TASK DESCRIPTION =
All entries below are to be duplicated verbatim.

(App and web page records)
<<<<
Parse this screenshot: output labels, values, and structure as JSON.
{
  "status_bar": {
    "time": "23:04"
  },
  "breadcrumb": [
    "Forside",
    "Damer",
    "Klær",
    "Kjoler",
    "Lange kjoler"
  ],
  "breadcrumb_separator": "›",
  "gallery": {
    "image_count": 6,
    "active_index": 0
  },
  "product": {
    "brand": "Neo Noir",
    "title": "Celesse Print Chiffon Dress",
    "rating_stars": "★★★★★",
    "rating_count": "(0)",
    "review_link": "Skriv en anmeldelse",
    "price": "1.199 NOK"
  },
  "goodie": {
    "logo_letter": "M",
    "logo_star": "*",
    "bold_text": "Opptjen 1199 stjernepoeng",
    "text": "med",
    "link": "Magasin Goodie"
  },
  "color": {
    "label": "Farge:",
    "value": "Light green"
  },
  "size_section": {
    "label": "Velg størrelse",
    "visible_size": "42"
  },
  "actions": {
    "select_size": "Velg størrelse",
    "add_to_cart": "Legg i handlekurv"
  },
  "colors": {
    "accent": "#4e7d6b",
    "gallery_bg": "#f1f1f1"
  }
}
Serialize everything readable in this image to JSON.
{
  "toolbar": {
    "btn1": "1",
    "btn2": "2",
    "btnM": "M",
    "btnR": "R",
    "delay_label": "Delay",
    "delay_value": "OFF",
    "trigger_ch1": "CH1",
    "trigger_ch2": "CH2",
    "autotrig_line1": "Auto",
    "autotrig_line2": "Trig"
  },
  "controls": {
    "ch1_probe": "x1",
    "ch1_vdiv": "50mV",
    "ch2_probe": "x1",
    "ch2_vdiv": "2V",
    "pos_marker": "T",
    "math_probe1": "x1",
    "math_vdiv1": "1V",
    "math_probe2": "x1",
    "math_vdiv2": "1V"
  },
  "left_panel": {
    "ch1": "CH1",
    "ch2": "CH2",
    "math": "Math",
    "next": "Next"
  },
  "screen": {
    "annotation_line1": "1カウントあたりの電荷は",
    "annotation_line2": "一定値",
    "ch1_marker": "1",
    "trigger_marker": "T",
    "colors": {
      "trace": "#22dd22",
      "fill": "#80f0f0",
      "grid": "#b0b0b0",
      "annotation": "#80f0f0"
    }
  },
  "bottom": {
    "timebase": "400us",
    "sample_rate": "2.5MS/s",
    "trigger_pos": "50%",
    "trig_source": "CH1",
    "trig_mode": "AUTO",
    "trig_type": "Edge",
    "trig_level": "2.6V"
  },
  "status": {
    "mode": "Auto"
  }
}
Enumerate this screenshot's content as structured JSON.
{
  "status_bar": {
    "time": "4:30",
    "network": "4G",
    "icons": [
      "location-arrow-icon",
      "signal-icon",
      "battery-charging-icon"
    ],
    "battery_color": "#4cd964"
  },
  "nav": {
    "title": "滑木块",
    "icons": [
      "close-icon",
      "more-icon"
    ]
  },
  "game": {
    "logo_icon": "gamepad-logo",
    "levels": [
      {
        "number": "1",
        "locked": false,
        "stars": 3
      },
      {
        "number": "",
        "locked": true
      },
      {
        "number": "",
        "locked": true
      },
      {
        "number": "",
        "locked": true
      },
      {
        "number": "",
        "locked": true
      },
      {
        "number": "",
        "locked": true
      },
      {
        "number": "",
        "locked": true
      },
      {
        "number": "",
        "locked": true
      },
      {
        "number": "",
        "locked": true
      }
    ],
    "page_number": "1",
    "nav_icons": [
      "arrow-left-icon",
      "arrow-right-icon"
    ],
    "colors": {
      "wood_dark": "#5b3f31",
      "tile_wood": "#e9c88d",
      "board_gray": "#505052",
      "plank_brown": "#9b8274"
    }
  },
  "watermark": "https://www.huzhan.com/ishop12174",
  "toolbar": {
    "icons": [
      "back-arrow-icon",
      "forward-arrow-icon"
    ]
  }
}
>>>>
WRITTEN RESPONSE =
Parse this screenshot: output labels, values, and structure as JSON.
{
  "status_bar": {
    "time": "23:04"
  },
  "breadcrumb": [
    "Forside",
    "Damer",
    "Klær",
    "Kjoler",
    "Lange kjoler"
  ],
  "breadcrumb_separator": "›",
  "gallery": {
    "image_count": 6,
    "active_index": 0
  },
  "product": {
    "brand": "Neo Noir",
    "title": "Celesse Print Chiffon Dress",
    "rating_stars": "★★★★★",
    "rating_count": "(0)",
    "review_link": "Skriv en anmeldelse",
    "price": "1.199 NOK"
  },
  "goodie": {
    "logo_letter": "M",
    "logo_star": "*",
    "bold_text": "Opptjen 1199 stjernepoeng",
    "text": "med",
    "link": "Magasin Goodie"
  },
  "color": {
    "label": "Farge:",
    "value": "Light green"
  },
  "size_section": {
    "label": "Velg størrelse",
    "visible_size": "42"
  },
  "actions": {
    "select_size": "Velg størrelse",
    "add_to_cart": "Legg i handlekurv"
  },
  "colors": {
    "accent": "#4e7d6b",
    "gallery_bg": "#f1f1f1"
  }
}
Serialize everything readable in this image to JSON.
{
  "toolbar": {
    "btn1": "1",
    "btn2": "2",
    "btnM": "M",
    "btnR": "R",
    "delay_label": "Delay",
    "delay_value": "OFF",
    "trigger_ch1": "CH1",
    "trigger_ch2": "CH2",
    "autotrig_line1": "Auto",
    "autotrig_line2": "Trig"
  },
  "controls": {
    "ch1_probe": "x1",
    "ch1_vdiv": "50mV",
    "ch2_probe": "x1",
    "ch2_vdiv": "2V",
    "pos_marker": "T",
    "math_probe1": "x1",
    "math_vdiv1": "1V",
    "math_probe2": "x1",
    "math_vdiv2": "1V"
  },
  "left_panel": {
    "ch1": "CH1",
    "ch2": "CH2",
    "math": "Math",
    "next": "Next"
  },
  "screen": {
    "annotation_line1": "1カウントあたりの電荷は",
    "annotation_line2": "一定値",
    "ch1_marker": "1",
    "trigger_marker": "T",
    "colors": {
      "trace": "#22dd22",
      "fill": "#80f0f0",
      "grid": "#b0b0b0",
      "annotation": "#80f0f0"
    }
  },
  "bottom": {
    "timebase": "400us",
    "sample_rate": "2.5MS/s",
    "trigger_pos": "50%",
    "trig_source": "CH1",
    "trig_mode": "AUTO",
    "trig_type": "Edge",
    "trig_level": "2.6V"
  },
  "status": {
    "mode": "Auto"
  }
}
Enumerate this screenshot's content as structured JSON.
{
  "status_bar": {
    "time": "4:30",
    "network": "4G",
    "icons": [
      "location-arrow-icon",
      "signal-icon",
      "battery-charging-icon"
    ],
    "battery_color": "#4cd964"
  },
  "nav": {
    "title": "滑木块",
    "icons": [
      "close-icon",
      "more-icon"
    ]
  },
  "game": {
    "logo_icon": "gamepad-logo",
    "levels": [
      {
        "number": "1",
        "locked": false,
        "stars": 3
      },
      {
        "number": "",
        "locked": true
      },
      {
        "number": "",
        "locked": true
      },
      {
        "number": "",
        "locked": true
      },
      {
        "number": "",
        "locked": true
      },
      {
        "number": "",
        "locked": true
      },
      {
        "number": "",
        "locked": true
      },
      {
        "number": "",
        "locked": true
      },
      {
        "number": "",
        "locked": true
      }
    ],
    "page_number": "1",
    "nav_icons": [
      "arrow-left-icon",
      "arrow-right-icon"
    ],
    "colors": {
      "wood_dark": "#5b3f31",
      "tile_wood": "#e9c88d",
      "board_gray": "#505052",
      "plank_brown": "#9b8274"
    }
  },
  "watermark": "https://www.huzhan.com/ishop12174",
  "toolbar": {
    "icons": [
      "back-arrow-icon",
      "forward-arrow-icon"
    ]
  }
}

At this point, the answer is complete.